All other candidates are unopposed.

There are two statewide constitutional amendments. The first asks voters, “Shall the Constitution of Georgia be amended so as to authorize the General Assembly to dedicate revenues derived from fees or taxes to the public purpose for which such fees or taxes were intended?”

The second asks voters, “Shall the Constitution of Georgia be amended to waive sovereign immunity and allow the people of Georgia to petition the superior court for relief from governmental acts done outside the scope of lawful authority or which violate the laws of this state, the Constitution of Georgia, or the Constitution of the United States?”

There is also one statewide referendum, which asks voters, “Shall the Act be approved which provides an exemption from ad valorem taxes for all real property owned by a purely public charity, if such charity is exempt from taxation under Section 501(c)(3) of the federal Internal Revenue Code and such real property is held exclusively for the purpose of building or repairing single-family homes to be financed by such charity to individuals using loans that shall not bear interest?”

Finally, there are special election referenda for three different cities. In Union City, voters will be asked, “Shall the Act be approved which provides a homestead exemption from City of Union City ad valorem taxes for municipal purposes in the amount of $2,000.00 of the assessed value of the homestead for residents of that city?”

In East Point, voters will be asked, “Shall the governing authority of The City of East Point be authorized to permit and regulate Sunday sales of distilled spirits or alcoholic beverages for beverage purposes by the drink?”

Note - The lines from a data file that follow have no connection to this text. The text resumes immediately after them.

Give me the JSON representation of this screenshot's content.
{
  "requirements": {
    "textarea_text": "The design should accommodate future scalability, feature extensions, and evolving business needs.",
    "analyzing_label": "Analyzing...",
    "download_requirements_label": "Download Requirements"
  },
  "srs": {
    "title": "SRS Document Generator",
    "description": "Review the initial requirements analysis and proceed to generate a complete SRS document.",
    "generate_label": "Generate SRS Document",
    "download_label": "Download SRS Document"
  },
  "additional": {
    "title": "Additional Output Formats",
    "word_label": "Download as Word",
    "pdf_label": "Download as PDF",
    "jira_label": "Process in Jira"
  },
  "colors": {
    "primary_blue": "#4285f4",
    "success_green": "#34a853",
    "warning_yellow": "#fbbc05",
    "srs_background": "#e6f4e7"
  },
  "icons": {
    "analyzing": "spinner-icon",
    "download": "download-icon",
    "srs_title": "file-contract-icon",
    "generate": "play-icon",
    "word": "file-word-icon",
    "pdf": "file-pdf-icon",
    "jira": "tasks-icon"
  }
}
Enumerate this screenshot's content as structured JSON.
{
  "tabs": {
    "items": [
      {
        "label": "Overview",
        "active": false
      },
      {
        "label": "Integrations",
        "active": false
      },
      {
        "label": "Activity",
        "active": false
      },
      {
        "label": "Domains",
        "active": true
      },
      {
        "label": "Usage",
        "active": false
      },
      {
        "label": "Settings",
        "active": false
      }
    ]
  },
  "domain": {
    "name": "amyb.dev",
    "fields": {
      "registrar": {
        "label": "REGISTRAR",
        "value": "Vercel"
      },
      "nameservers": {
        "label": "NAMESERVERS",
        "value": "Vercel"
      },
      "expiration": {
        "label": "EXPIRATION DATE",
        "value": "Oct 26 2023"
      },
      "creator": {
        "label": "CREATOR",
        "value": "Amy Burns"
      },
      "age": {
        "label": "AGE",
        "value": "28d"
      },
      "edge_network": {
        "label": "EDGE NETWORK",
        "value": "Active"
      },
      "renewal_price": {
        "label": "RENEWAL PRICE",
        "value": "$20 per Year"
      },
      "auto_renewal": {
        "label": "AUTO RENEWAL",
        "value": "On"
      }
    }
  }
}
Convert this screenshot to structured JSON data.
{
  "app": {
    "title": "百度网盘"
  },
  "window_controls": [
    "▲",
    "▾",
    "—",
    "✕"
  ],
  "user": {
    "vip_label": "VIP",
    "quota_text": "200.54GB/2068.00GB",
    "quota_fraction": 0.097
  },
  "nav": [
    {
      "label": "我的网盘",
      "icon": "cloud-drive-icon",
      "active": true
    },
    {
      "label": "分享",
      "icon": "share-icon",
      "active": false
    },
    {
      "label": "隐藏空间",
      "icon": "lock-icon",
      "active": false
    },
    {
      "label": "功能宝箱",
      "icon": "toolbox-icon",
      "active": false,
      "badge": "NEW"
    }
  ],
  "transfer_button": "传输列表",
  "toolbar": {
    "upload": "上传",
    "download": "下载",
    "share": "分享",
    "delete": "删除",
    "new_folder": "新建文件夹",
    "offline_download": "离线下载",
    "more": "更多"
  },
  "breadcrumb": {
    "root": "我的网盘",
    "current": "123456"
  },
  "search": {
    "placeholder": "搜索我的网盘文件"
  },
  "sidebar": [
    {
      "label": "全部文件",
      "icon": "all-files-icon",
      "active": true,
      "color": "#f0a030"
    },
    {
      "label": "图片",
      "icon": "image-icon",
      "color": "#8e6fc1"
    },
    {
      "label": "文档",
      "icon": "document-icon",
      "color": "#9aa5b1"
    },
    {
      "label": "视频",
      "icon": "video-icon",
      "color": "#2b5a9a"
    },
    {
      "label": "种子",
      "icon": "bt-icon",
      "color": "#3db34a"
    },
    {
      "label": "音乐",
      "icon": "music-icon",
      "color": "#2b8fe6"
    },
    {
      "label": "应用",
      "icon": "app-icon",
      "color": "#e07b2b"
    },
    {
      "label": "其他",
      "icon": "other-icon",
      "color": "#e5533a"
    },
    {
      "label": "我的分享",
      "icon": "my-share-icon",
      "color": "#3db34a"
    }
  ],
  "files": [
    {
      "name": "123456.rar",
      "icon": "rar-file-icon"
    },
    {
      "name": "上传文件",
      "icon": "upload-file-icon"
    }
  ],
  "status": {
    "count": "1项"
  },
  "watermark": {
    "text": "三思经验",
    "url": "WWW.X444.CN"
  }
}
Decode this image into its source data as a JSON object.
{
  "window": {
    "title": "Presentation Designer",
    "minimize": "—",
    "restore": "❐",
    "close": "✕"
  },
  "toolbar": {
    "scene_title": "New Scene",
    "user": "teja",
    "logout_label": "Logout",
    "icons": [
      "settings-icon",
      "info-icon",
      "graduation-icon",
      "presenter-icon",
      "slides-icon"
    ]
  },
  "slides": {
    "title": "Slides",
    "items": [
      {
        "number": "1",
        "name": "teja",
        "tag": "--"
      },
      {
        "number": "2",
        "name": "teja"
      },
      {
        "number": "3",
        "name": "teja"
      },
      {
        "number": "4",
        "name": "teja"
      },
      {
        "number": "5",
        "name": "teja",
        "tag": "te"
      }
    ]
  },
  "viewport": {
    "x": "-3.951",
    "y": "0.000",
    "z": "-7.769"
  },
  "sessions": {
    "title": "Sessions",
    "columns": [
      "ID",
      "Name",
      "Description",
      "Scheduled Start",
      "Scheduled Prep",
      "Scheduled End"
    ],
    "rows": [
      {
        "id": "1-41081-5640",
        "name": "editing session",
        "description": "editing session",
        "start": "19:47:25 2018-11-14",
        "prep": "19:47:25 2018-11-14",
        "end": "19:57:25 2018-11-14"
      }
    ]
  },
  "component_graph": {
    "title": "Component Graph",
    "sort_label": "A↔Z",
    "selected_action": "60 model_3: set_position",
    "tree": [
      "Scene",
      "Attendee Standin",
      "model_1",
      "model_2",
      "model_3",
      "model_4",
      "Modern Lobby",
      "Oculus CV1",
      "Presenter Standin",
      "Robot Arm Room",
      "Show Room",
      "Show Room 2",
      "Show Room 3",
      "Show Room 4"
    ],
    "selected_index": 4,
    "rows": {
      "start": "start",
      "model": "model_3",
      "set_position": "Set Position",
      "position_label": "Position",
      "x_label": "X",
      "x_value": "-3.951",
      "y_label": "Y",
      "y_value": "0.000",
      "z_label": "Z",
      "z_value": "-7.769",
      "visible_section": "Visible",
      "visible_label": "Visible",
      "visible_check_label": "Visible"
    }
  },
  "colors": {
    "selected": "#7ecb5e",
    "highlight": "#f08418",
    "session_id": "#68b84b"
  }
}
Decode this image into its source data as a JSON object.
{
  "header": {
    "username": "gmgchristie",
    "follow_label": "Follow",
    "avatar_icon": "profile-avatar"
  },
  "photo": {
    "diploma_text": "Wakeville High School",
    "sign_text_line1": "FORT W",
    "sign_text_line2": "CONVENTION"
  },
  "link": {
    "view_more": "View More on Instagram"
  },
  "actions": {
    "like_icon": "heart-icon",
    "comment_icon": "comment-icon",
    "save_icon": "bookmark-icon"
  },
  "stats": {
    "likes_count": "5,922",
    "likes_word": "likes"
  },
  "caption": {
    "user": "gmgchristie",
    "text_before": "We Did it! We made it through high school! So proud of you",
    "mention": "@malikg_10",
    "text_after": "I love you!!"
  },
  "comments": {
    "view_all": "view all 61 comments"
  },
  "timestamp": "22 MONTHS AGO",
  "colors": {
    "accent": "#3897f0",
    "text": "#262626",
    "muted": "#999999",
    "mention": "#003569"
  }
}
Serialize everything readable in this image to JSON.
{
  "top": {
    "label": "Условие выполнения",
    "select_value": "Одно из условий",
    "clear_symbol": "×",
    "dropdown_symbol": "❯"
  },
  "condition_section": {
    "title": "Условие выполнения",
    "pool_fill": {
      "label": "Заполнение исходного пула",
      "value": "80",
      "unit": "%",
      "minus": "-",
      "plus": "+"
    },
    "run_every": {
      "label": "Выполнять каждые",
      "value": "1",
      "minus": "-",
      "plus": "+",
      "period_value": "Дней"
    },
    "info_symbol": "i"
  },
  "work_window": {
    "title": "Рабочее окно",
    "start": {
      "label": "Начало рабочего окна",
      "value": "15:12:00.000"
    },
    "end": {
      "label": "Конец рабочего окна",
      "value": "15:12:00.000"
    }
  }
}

And in Atlanta, voters will be asked, “Shall the Act be approved which provides a new homestead exemption from City of Atlanta ad valorem taxes for municipal purposes in the amount of $30,000.00 for each resident of the City of Atlanta who holds real property subject to a written lease having an initial term of not less than 99 years with a landlord that is an entity exempt from taxation under Section 501(c)(3) of the federal Internal Revenue Code and who owns all improvements located on the real property?”

For more information on the election, visit www.fultonelections.com.

Support Local Journalism

Now, more than ever, residents need trustworthy reporting—but good journalism isn’t free. Please support us by purchasing a digital subscription. Your subscription will allow you unlimited access to important local news stories. Our mission is to keep our community informed and we appreciate your support.

0
0
0
0
0

(0) comments

Welcome to the discussion.

Keep it Clean. Please avoid obscene, vulgar, lewd, racist or sexually-oriented language.
PLEASE TURN OFF YOUR CAPS LOCK.
Don't Threaten. Threats of harming another person will not be tolerated.
Be Truthful. Don't knowingly lie about anyone or anything.
Be Nice. No racism, sexism or any sort of -ism that is degrading to another person.
Be Proactive. Use the 'Report' link on each comment to let us know of abusive posts.
Share with Us. We'd love to hear eyewitness accounts, the history behind an article.